We celebrate technological advancements like they're the most important thing under the sun. And in many ways they are. But every once in awhile the simplest and most direct methods are best. Picking up the phone and speaking directly with job candidates is a prime example of the way that effectiveness should trump ease.
Certainly, it's easier to send an email. You send and receive them all day every day. But emails miss the personal connection, and a connection can give you a real edge. If phone calls, especially cold calling, make you uneasy, here are 4 tips on how to make yours a lot more fruitful.
#1: Work on Rapport First
Every passive candidate has a story to tell. It's your job to draw it out. The more that you learn in the first few minutes of a phone conversation, the more you'll have to work with during that call and in the future.
Building a rapport means nurturing trust. Career Builder recommends spending "at least the first couple of minutes with background or introductory information." It helps demonstrate that your opportunity has value. But don't do all of the talking. A rapport also requires some give and take. You don't want to send a signal that they aren't being heard. Plus, you can't learn anything about the candidate's qualifications if your call is just a one-on-one sales pitch.
#2: Don't Take "No" for an Answer
Perhaps the worst thing that recruiters can do on the phone is to end a call when a candidate says, "No, thank you." Of course, this doesn't mean recruiters should be pushy. It only means that ending the call at that point misses a golden opportunity.

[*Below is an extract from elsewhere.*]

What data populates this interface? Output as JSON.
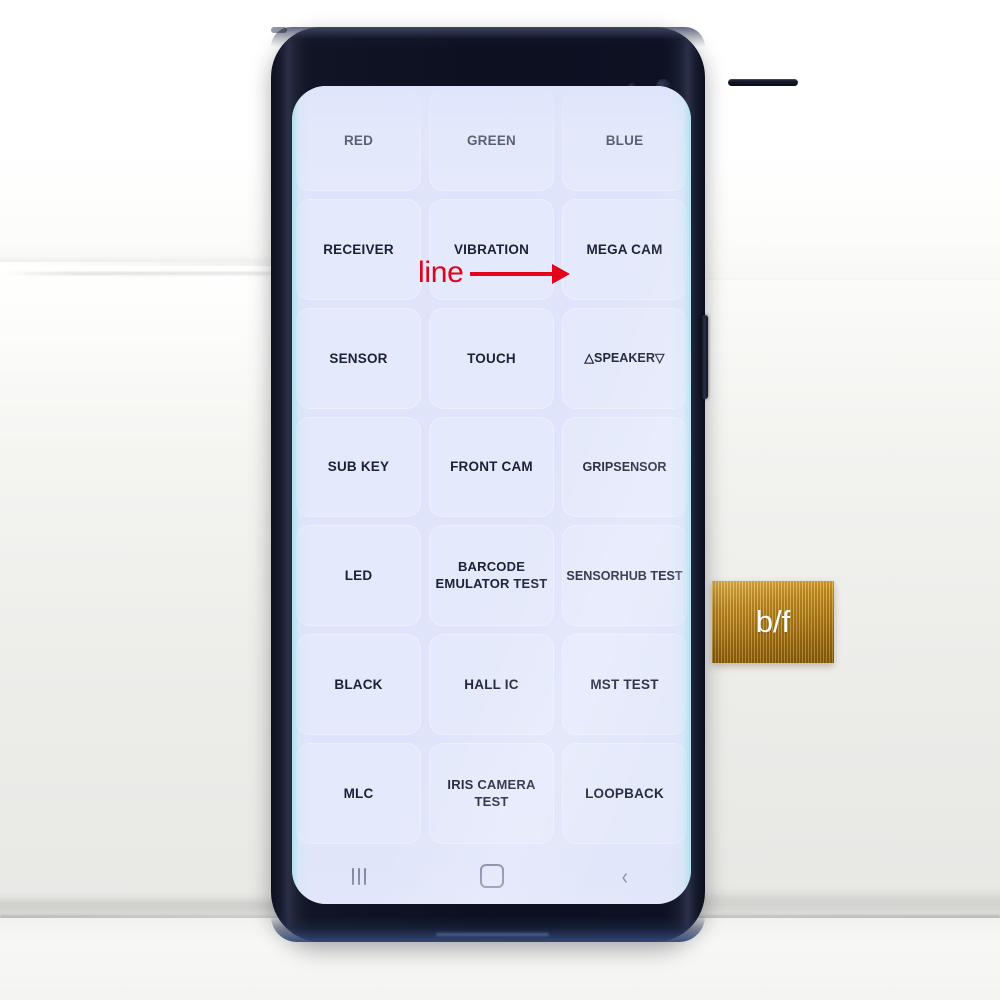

When a candidate explains that he or she is not in the market for a new job, you have a perfect opening to learn more. Skip "yes" or "no" questions. ERE Media says that the best response is, "That's great!" Sound crazy? It's not. You can then explain that the best talent usually isn't looking, and then find out what the candidate might change about her current employment situation if she could. Maybe you can offer something better. But you can't if you don't ask.
#3: Use Caution Around Compensation Questions
No matter what anyone says, there's hardly a person who wants to work for free. Pay is somewhere in an employee's motivational factors. Just be careful about how it's addressed if you're asked. It's probably not the best approach to say that you don't know or to give a firm dollar amount. Again, that limits the conversation.
Instead, you could explain that the salary package isn't carved in stone. Let the candidate know that the company is "fully prepared to pay competitively and enticingly in the market for top talent," recommends ERE.
#4: Guide the Phone Call Toward an Interview
No candidate wants to waste time listening to a recruiter who won't discuss the job. The finer details are much better given in your conversation, not in an email. You can always send over the actual job description later. But try to work the specifics into the conversation.
If the candidate wants information that you don't have, you aren't required to say so. ERE recommends saying, "That's a great question for the interview!" Let her know that those details are much better addressed with the hiring manager, which helps move the recruiting process on up the chain to the next level.
It's funny how something as simple as a phone can give a recruiter pause. But with other technology so much quicker, it's easy to make the impersonal choice. Approach new candidates, especially top talent, with a phone-first attitude and you'll have opportunities that other recruiters don't. You'll have a rapport and plenty of information about the candidate to work with. They'll just have an email.
RealMatch helps recruiters make better connections, which lead to better hires.